She is sick again. As we make our way to the bottom of Australia I hold a bag beneath her as she vomits in the car. It’s gastro. It’s messy and heartbreaking and we just want to get to Adelaide quickly so we can get her into a clean bed and clean clothes.
We drive along the Great Ocean Road. To our left is wild blue seas and to our right is jagged rock. We pass tiny towns and great expanses of nothingness. Tumbleweeds roll over the long empty roads like we’re caught in some cheesy western film.
In Adelaide I shoot while Bee stays home taking care of Alba. We make her a bed on the couch so she can watch television and suck on electrolyte icy poles. Just like my mum did when I was a kid. I wash everything. Twice. Other than to work I never leave that house and Alba’s side. Not even to go to the vegan bakery with the amazing donuts.
It’s time to leave. It’s still a long way to Perth. This new sickness catches up to me first. There are never enough roadside bathrooms. When we stop I come and go from the tent into the freezing cold all night long. There are no toilets around, just cold bare dirt. I lay in the tent in the dark wishing for a real bed and Bee asks how I am going and I just cry that I want to sleep.
I curl up in the car the next day, my stomach furiously rumbling and nausea waiting impatiently below the surface. We watch the dirt turn from brown to red. We see all kinds of roadkill, mostly kangaroos but once a wild camel.
I’m always staring out of the car window. One moment it’s blue skies and desert trees and the next an enormous rock comes into view, like a small red mountain. It reminds me of Uluru and it’s so magnificent my heart stops. Bee tells us we are staying here tonight.
I am shaky when I stand but I walk slowly over and press my palms up against the rock. I think of my indigenous ancestors, what did they make of this? I think it holds powerful magic.
I watch from the window of the tent as my family climb over it and disappear from sight. I read Harry Potter for the seventh time. They return to light a bonfire and cook pasta. I listen to the way their laughter bounces off the rock walls.
The next morning I gather all of my energy to climb it. There are clear pools of water on the top. I sit and slide my hands and feet into the water. It’s shockingly cold. Alba asks, “What are you doing Mama?” And I tell her that I think this rock has healing powers. So she names it Healing Rock.
There’s still a way to go but now Bee is sick and all we can think of is arriving. We want to drive through the night and make it by morning but Bee can’t keep going. We pull into a motel.

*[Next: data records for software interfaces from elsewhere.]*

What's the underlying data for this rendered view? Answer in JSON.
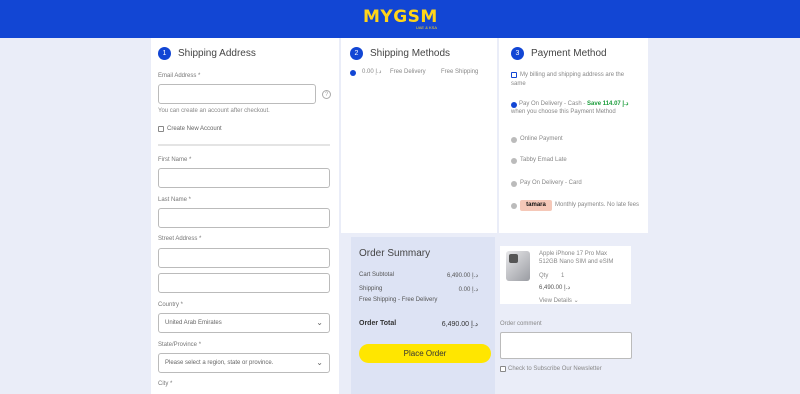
{
  "header": {
    "logo_text": "MYGSM",
    "logo_sub": "UAE & KSA"
  },
  "steps": {
    "shipping": {
      "num": "1",
      "title": "Shipping Address"
    },
    "methods": {
      "num": "2",
      "title": "Shipping Methods"
    },
    "payment": {
      "num": "3",
      "title": "Payment Method"
    }
  },
  "shipping": {
    "email_label": "Email Address *",
    "email_hint": "You can create an account after checkout.",
    "create_account_label": "Create New Account",
    "first_name_label": "First Name *",
    "last_name_label": "Last Name *",
    "street_label": "Street Address *",
    "country_label": "Country *",
    "country_value": "United Arab Emirates",
    "state_label": "State/Province *",
    "state_placeholder": "Please select a region, state or province.",
    "city_label": "City *"
  },
  "shipping_method": {
    "price": "د.إ 0.00",
    "carrier": "Free Delivery",
    "method": "Free Shipping"
  },
  "payment": {
    "billing_same": "My billing and shipping address are the same",
    "cod_cash": "Pay On Delivery - Cash -",
    "cod_cash_promo": "Save د.إ 114.07",
    "cod_cash_note": "when you choose this Payment Method",
    "online": "Online Payment",
    "tabby": "Tabby Emad Late",
    "cod_card": "Pay On Delivery - Card",
    "tamara_badge": "tamara",
    "tamara_text": "Monthly payments. No late fees"
  },
  "summary": {
    "title": "Order Summary",
    "subtotal_label": "Cart Subtotal",
    "subtotal_value": "د.إ 6,490.00",
    "shipping_label": "Shipping",
    "shipping_value": "د.إ 0.00",
    "shipping_note": "Free Shipping - Free Delivery",
    "total_label": "Order Total",
    "total_value": "د.إ 6,490.00",
    "place_order": "Place Order"
  },
  "product": {
    "name": "Apple iPhone 17 Pro Max 512GB Nano SIM and eSIM",
    "qty_label": "Qty",
    "qty_value": "1",
    "price": "د.إ 6,490.00",
    "details_link": "View Details ⌄"
  },
  "comment": {
    "label": "Order comment",
    "newsletter": "Check to Subscribe Our Newsletter"
  }
}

It’s just a middle of nowhere motel with a broken heater, mismatched artwork and an old television. But my goodness it is glorious. To have a clean bed. To have a hot shower. To have a real toilet. We could be staying in a 5 star resort in the Bahamas. We scrub the grime from our nails, wash our hair until it’s silky and crawl naked into clean sheets. It is heaven.

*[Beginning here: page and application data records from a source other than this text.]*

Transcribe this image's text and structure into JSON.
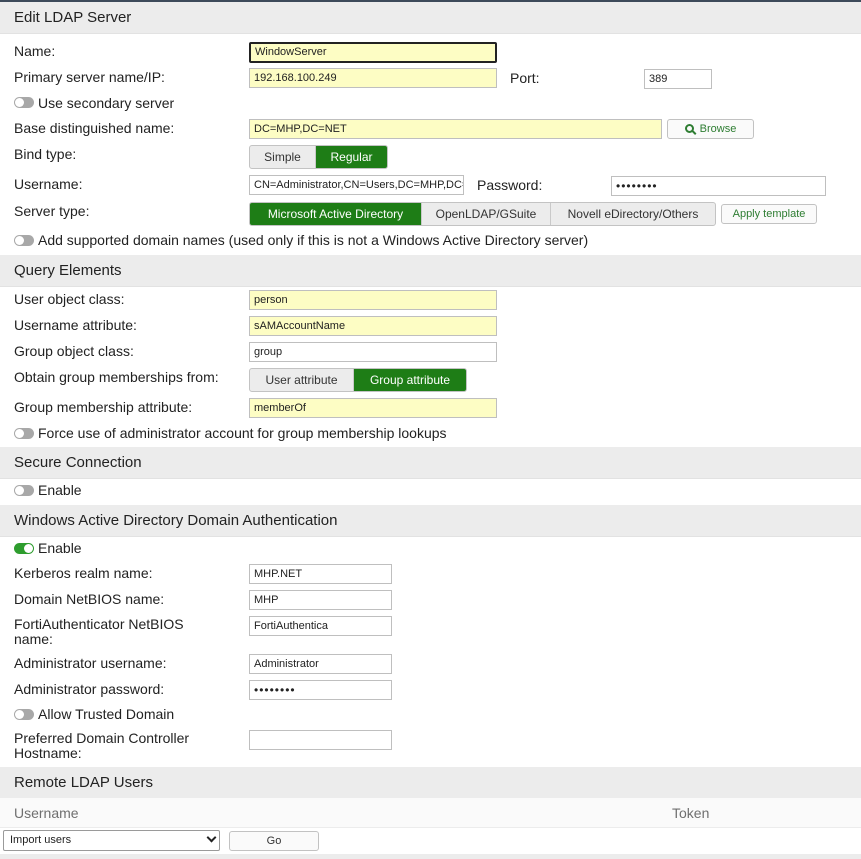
{
  "sections": {
    "edit": "Edit LDAP Server",
    "query": "Query Elements",
    "secure": "Secure Connection",
    "windows": "Windows Active Directory Domain Authentication",
    "remote": "Remote LDAP Users"
  },
  "server": {
    "name_label": "Name:",
    "name_value": "WindowServer",
    "primary_label": "Primary server name/IP:",
    "primary_value": "192.168.100.249",
    "port_label": "Port:",
    "port_value": "389",
    "secondary_label": "Use secondary server",
    "basedn_label": "Base distinguished name:",
    "basedn_value": "DC=MHP,DC=NET",
    "browse_label": "Browse",
    "bind_label": "Bind type:",
    "bind_options": [
      "Simple",
      "Regular"
    ],
    "username_label": "Username:",
    "username_value": "CN=Administrator,CN=Users,DC=MHP,DC=NET",
    "password_label": "Password:",
    "password_value": "••••••••",
    "servertype_label": "Server type:",
    "servertype_options": [
      "Microsoft Active Directory",
      "OpenLDAP/GSuite",
      "Novell eDirectory/Others"
    ],
    "apply_label": "Apply template",
    "domains_label": "Add supported domain names (used only if this is not a Windows Active Directory server)"
  },
  "query": {
    "user_class_label": "User object class:",
    "user_class_value": "person",
    "username_attr_label": "Username attribute:",
    "username_attr_value": "sAMAccountName",
    "group_class_label": "Group object class:",
    "group_class_value": "group",
    "obtain_label": "Obtain group memberships from:",
    "obtain_options": [
      "User attribute",
      "Group attribute"
    ],
    "membership_attr_label": "Group membership attribute:",
    "membership_attr_value": "memberOf",
    "force_admin_label": "Force use of administrator account for group membership lookups"
  },
  "secure": {
    "enable_label": "Enable"
  },
  "windows": {
    "enable_label": "Enable",
    "realm_label": "Kerberos realm name:",
    "realm_value": "MHP.NET",
    "netbios_label": "Domain NetBIOS name:",
    "netbios_value": "MHP",
    "fa_netbios_label": "FortiAuthenticator NetBIOS name:",
    "fa_netbios_value": "FortiAuthentica",
    "admin_user_label": "Administrator username:",
    "admin_user_value": "Administrator",
    "admin_pass_label": "Administrator password:",
    "admin_pass_value": "••••••••",
    "trusted_label": "Allow Trusted Domain",
    "dc_label": "Preferred Domain Controller Hostname:",
    "dc_value": ""
  },
  "remote": {
    "col_username": "Username",
    "col_token": "Token",
    "action_select": "Import users",
    "go_label": "Go"
  },
  "colors": {
    "accent_green": "#1e7d16",
    "input_yellow": "#fdfdc4",
    "header_gray": "#ececec"
  }
}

The next day we just drive. We drive until the bare dirt turns into fields and the fields into houses and the houses into a city, our city. How strange it is to see our baby blue honda on the west coast, all the way across this giant island.

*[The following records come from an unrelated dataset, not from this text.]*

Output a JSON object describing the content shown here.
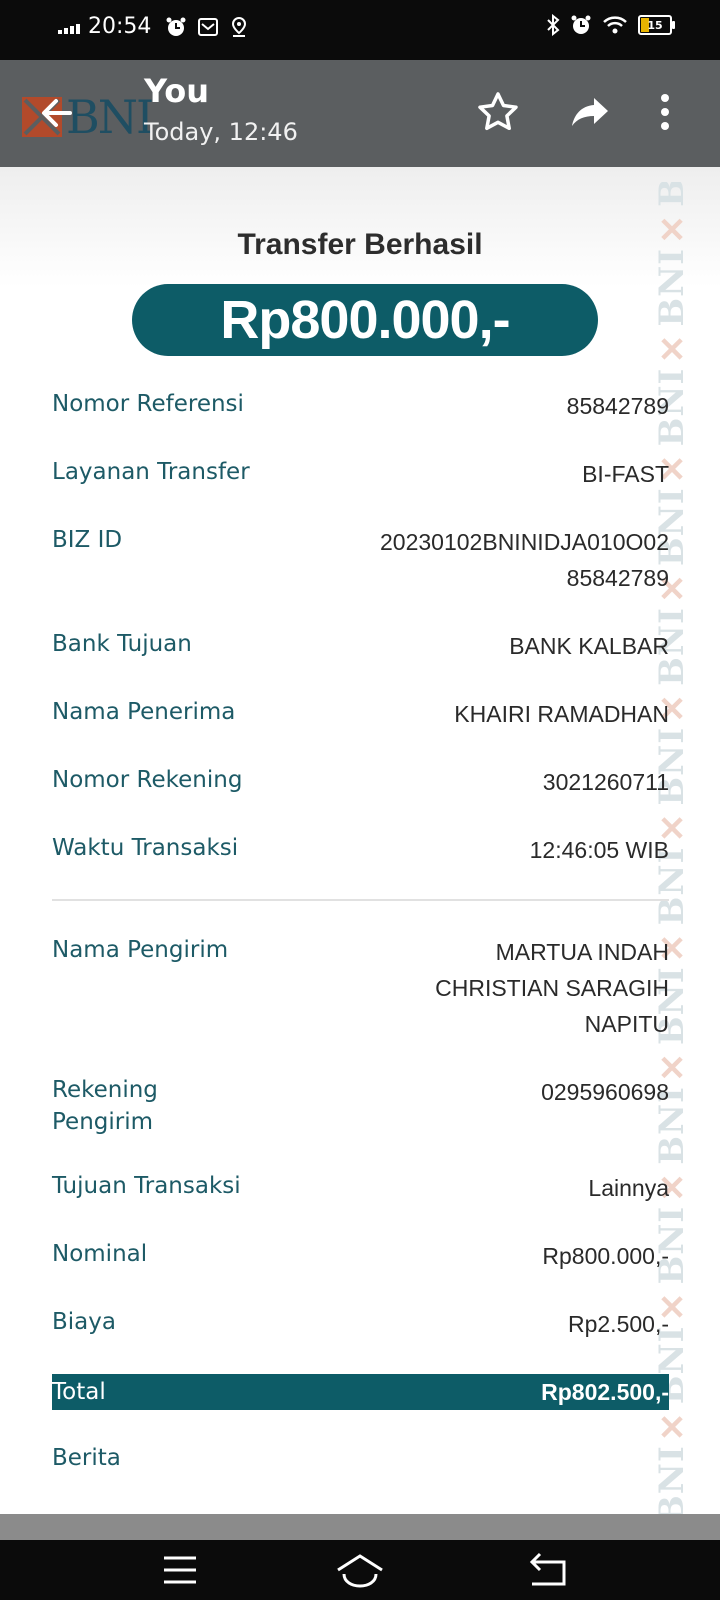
{
  "status_bar": {
    "time": "20:54",
    "battery_level": "15",
    "icons": [
      "signal-icon",
      "alarm-icon",
      "mail-icon",
      "location-icon",
      "bluetooth-icon",
      "alarm-icon",
      "wifi-icon",
      "battery-icon"
    ]
  },
  "app_bar": {
    "title": "You",
    "subtitle": "Today, 12:46",
    "background_logo": "BNI",
    "actions": [
      "back-icon",
      "star-icon",
      "share-icon",
      "more-icon"
    ]
  },
  "receipt": {
    "title": "Transfer Berhasil",
    "amount": "Rp800.000,-",
    "watermark": "BNI",
    "fields": [
      {
        "label": "Nomor Referensi",
        "value": "85842789"
      },
      {
        "label": "Layanan Transfer",
        "value": "BI-FAST"
      },
      {
        "label": "BIZ ID",
        "value_lines": [
          "20230102BNINIDJA010O02",
          "85842789"
        ]
      },
      {
        "label": "Bank Tujuan",
        "value": "BANK KALBAR"
      },
      {
        "label": "Nama Penerima",
        "value": "KHAIRI RAMADHAN"
      },
      {
        "label": "Nomor Rekening",
        "value": "3021260711"
      },
      {
        "label": "Waktu Transaksi",
        "value": "12:46:05 WIB"
      }
    ],
    "sender_fields": [
      {
        "label": "Nama Pengirim",
        "value_lines": [
          "MARTUA INDAH",
          "CHRISTIAN SARAGIH",
          "NAPITU"
        ]
      },
      {
        "label_lines": [
          "Rekening",
          "Pengirim"
        ],
        "value": "0295960698"
      },
      {
        "label": "Tujuan Transaksi",
        "value": "Lainnya"
      },
      {
        "label": "Nominal",
        "value": "Rp800.000,-"
      },
      {
        "label": "Biaya",
        "value": "Rp2.500,-"
      }
    ],
    "total": {
      "label": "Total",
      "value": "Rp802.500,-"
    },
    "note": {
      "label": "Berita",
      "value": ""
    }
  },
  "nav_bar": {
    "buttons": [
      "menu-icon",
      "home-icon",
      "back-icon"
    ]
  },
  "colors": {
    "accent": "#0d5c67",
    "label": "#1d5a66",
    "app_bar": "#5b5e60"
  }
}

Bee’s mother is waiting with open arms. When we broke up she told me she had a dream that felt like a premonition. She dreamt she’d visited us in Fremantle, I had a baby on my hip and we were happy. Now here we are, just like that, looking for a home in Fremantle. Feeling like we’ve been on the road for a lifetime. Ready to be home.